Last week, I wrote a script that would ìscrubî twitter, match the messages based on a set of criteria and format that criteria to a specified output. We needed this script for auto-generating ìEngineering Journalsî for our senior project because our instructor has required it. I wrote the utility and did some basic refactoring until I got to a point where I found a design mistake. This design mistake was something that I needed to rectify but didnít have the time to fix, at the time. So, I accepted the technical debt and decided to revisit it later. Luckily, I am able to revisit it now.

Since bad design decisions are a part of programming and refactoring these designs are good practice for software craftsmen, I decided to chronicle the changes. Here are the tools and technologies that I will be using for this project:

  • TwitterScrubber, a utility for scrubbing and parsing twitter messages
  • Ruby, TwitterScrubber runs on ruby
  • Twitter4r, a popular Twitter API library for Ruby applications (RubyGem)
  • E Text editor, a clean, powerful text editor for Windows
  • Git/GitHub, source control system that will allow me to separate the changes from the previous source control.

And here are the things I want to change:

  • Add unit tests
  • Refactor Twitter::Client to be injected for testability purposes
  • [Feature] Add support for XhXm syntax in time parsing

Iím ashamed to say that my first go at this was devoid of unit tests (and TDD, obviously). I kicked myself in the ass for doing that as soon as I realized what I was doing. With TDD, I would have avoided that design mistake.

The design mistake is located in the following code:

require "rubygems"
require "twitter"

class TwitterScrubber
    attr_accessor :formattedValues

    def initialize
        @values = []
        @formattedValues = "Data not found"
    end

    def Scrub(config)
        client = Twitter::Client.new(:login => config["username"], :password => config["password"])
        timeline = client.timeline_for(:user) do |status|
            if( config["comparer"].Valid?(status.text)  )
                @values << { :user => config["username"], :message => status.text, :date => status.created_at }
            end
        end

        return self
    end

    def Format(formatter)
        @formattedValues = formatter.format(@values)
        return self
    end
end

Do you notice it? Twitter::Client is not injected into this class.
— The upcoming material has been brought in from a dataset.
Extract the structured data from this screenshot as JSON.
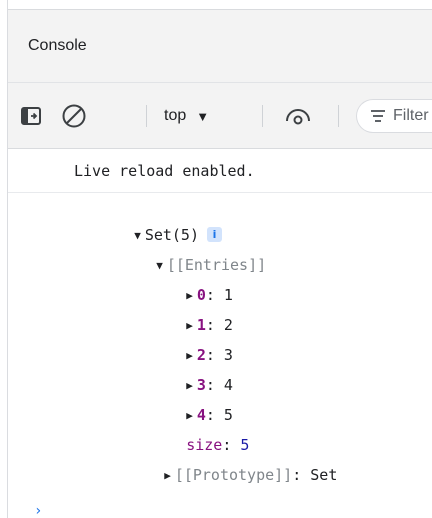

This makes for some serious testing headaches. First, you cannot properly isolate this class. Also, each test counts as a strike against your total API calls. And, it introduces strong coupling of Twitter::Client and TwitterScrubber. How do we solve this? Well, TwitterScrubber is a business logic object. It brings together several parts of the application (and is, indeed, the focal point of the application) and delegates. Unfortunately, this design attempts to do that and also manage multiple Twitter::Clients. Instead, each TwitterScrubber should scrub what is passed to it.
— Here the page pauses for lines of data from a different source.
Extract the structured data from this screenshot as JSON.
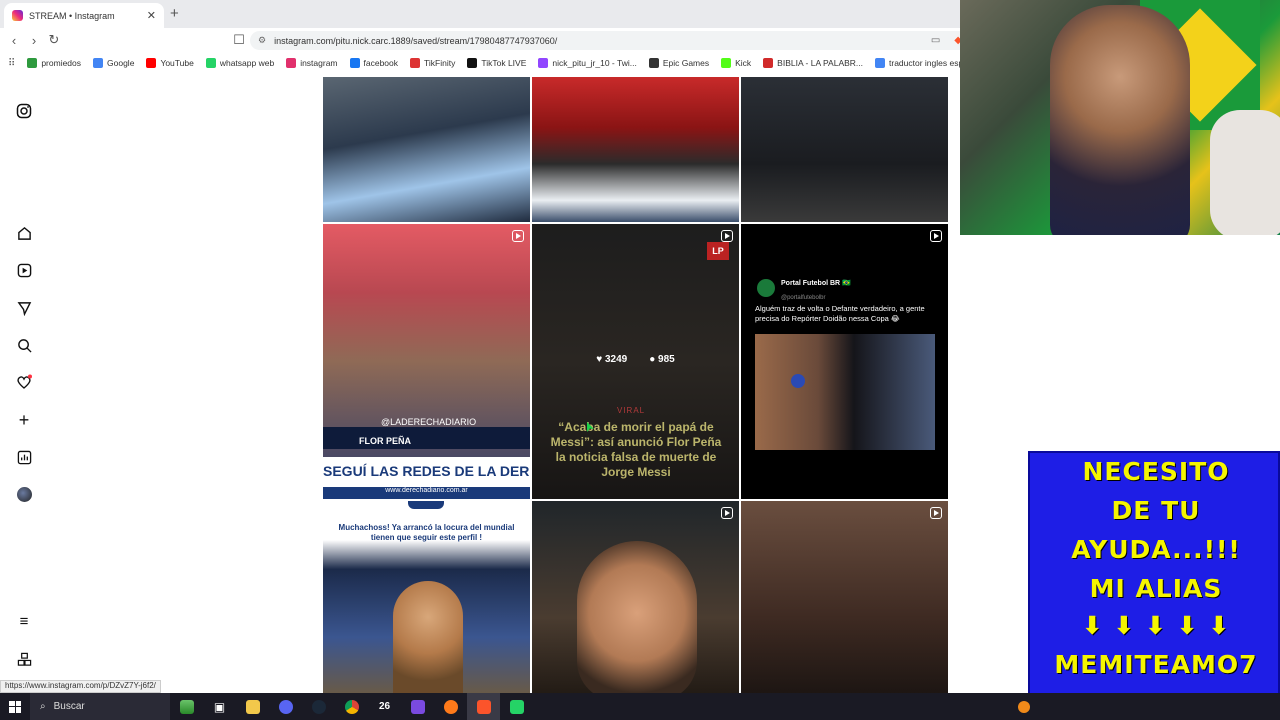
{
  "browser": {
    "tab_title": "STREAM • Instagram",
    "url": "instagram.com/pitu.nick.carc.1889/saved/stream/17980487747937060/",
    "bookmarks": [
      {
        "label": "promiedos",
        "icon_color": "#2e9a3e"
      },
      {
        "label": "Google",
        "icon_color": "#4285f4"
      },
      {
        "label": "YouTube",
        "icon_color": "#ff0000"
      },
      {
        "label": "whatsapp web",
        "icon_color": "#25d366"
      },
      {
        "label": "instagram",
        "icon_color": "#e1306c"
      },
      {
        "label": "facebook",
        "icon_color": "#1877f2"
      },
      {
        "label": "TikFinity",
        "icon_color": "#d33"
      },
      {
        "label": "TikTok LIVE",
        "icon_color": "#111111"
      },
      {
        "label": "nick_pitu_jr_10 - Twi...",
        "icon_color": "#9146ff"
      },
      {
        "label": "Epic Games",
        "icon_color": "#333333"
      },
      {
        "label": "Kick",
        "icon_color": "#53fc18"
      },
      {
        "label": "BIBLIA - LA PALABR...",
        "icon_color": "#d12a2a"
      },
      {
        "label": "traductor ingles esp...",
        "icon_color": "#4285f4"
      }
    ]
  },
  "posts": {
    "flor": {
      "handle": "@LADERECHADIARIO",
      "name": "FLOR PEÑA",
      "banner": "SEGUÍ LAS REDES DE LA DERECHA",
      "site": "www.derechadiario.com.ar"
    },
    "viral": {
      "likes": "3249",
      "comments": "985",
      "label": "VIRAL",
      "title": "“Acaba de morir el papá de Messi”: así anunció Flor Peña la noticia falsa de muerte de Jorge Messi",
      "logo": "LP"
    },
    "tweet": {
      "name": "Portal Futebol BR 🇧🇷",
      "handle": "@portalfutebolbr",
      "text": "Alguém traz de volta o Defante verdadeiro, a gente precisa do Repórter Doidão nessa Copa 😂"
    },
    "mundial": {
      "text": "Muchachoss! Ya arrancó la locura del mundial tienen que seguir este perfil !"
    }
  },
  "donation": {
    "lines": [
      "NECESITO",
      "DE TU",
      "AYUDA...!!!",
      "MI ALIAS",
      "⬇ ⬇ ⬇ ⬇ ⬇",
      "MEMITEAMO7"
    ]
  },
  "status_url": "https://www.instagram.com/p/DZvZ7Y-j6f2/",
  "taskbar": {
    "search_label": "Buscar",
    "temp": "26"
  },
  "colors": {
    "donation_bg": "#1e1ee6",
    "donation_text": "#f5f500"
  }
}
So, we refactor TwitterScrubber to this:

require "rubygems"
require "twitter"

class TwitterScrubber
    attr_accessor :formattedValues
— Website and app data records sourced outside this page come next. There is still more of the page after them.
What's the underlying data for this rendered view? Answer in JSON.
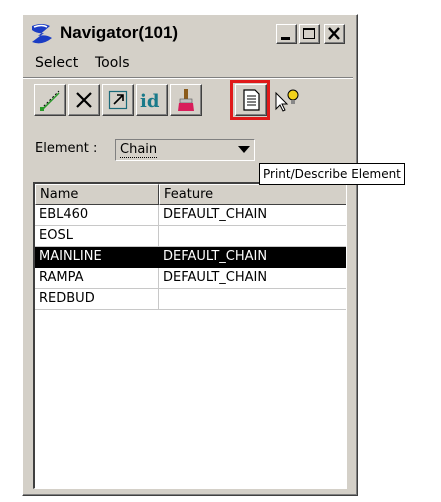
{
  "window": {
    "title": "Navigator(101)"
  },
  "menu": [
    {
      "label": "Select"
    },
    {
      "label": "Tools"
    }
  ],
  "toolbar": {
    "buttons": [
      {
        "icon": "draw-line-icon"
      },
      {
        "icon": "delete-x-icon"
      },
      {
        "icon": "window-arrow-icon"
      },
      {
        "icon": "id-icon"
      },
      {
        "icon": "paint-brush-icon"
      },
      {
        "icon": "print-describe-icon"
      },
      {
        "icon": "pointer-bulb-icon"
      }
    ],
    "highlighted": "print-describe-icon"
  },
  "element": {
    "label": "Element :",
    "value": "Chain"
  },
  "tooltip": "Print/Describe Element",
  "table": {
    "columns": [
      "Name",
      "Feature"
    ],
    "rows": [
      {
        "name": "EBL460",
        "feature": "DEFAULT_CHAIN"
      },
      {
        "name": "EOSL",
        "feature": ""
      },
      {
        "name": "MAINLINE",
        "feature": "DEFAULT_CHAIN"
      },
      {
        "name": "RAMPA",
        "feature": "DEFAULT_CHAIN"
      },
      {
        "name": "REDBUD",
        "feature": ""
      }
    ],
    "selected_row": 2
  },
  "colors": {
    "highlight": "#e01919",
    "selection": "#000000",
    "face": "#d4d0c8"
  }
}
    def initialize
        @values = []
        @formattedValues = "Data not found"
    end

    def scrub(client, comparer)
        client.timeline_for(:user) do |status|
            if( comparer.Valid?(status.text)  )
                @values << { :user => status.user.screen_name, :message => status.text, :date => status.created_at }
            end
        end

        return self
    end

    def format(formatter)
        @formattedValues = formatter.format(@values)
        return self
    end
end

This allows us to write this test file:

require 'test/unit'
require 'flexmock/test_unit'
require "../TwitterScrubber"

class TwitterScrubberTests < Test::Unit::TestCase
    def test_ThatFormattedValuesIsInitializedToDataNotFound
        target = TwitterScrubber.new

        assert( target.formattedValues == "Data not found", "formattedValues not initialized properly" )
    end

    def test_ThatScrubCallsTimelineFor
        target = TwitterScrubber.new

        client = flexmock("temp")
        client.should_receive(:timeline_for).and_return([])

        target.scrub(client, nil)
    end

    def test_ThatScrubCallsValid
        target = TwitterScrubber.new

        client = flexmock("temp")
        client.should_receive(:timeline_for).and_return([flexmock("temp")])

        comparer = flexmock("temp")
        comparer.should_receive(:Valid?).and_return(false)

        target.scrub(client, comparer)
    end

    def test_ThatFormatChangesFormattedValues
        target = TwitterScrubber.new

        formatter = flexmock("temp")
        formatter.should_receive(:format).and_return("Test")

        assert( target.format(formatter).formattedValues == "Test", "Should have formatted values" )
    end
end

So, now, weíve eliminated the bad code smell and created a better, more maintainable TwitterScrubber. Also, we have tested the class and now I am confident in how my own code works. I donít need to test the Twitter::Client because the Twitter API Ruby library has tests for itself.

Now, Iím free to continue to write tests and add the new feature. The new feature will only modify one class, as was a goal of this sort of design. The new tests will affirm the new functionality and hopefully provide automated tests for any future additions to the scrubber.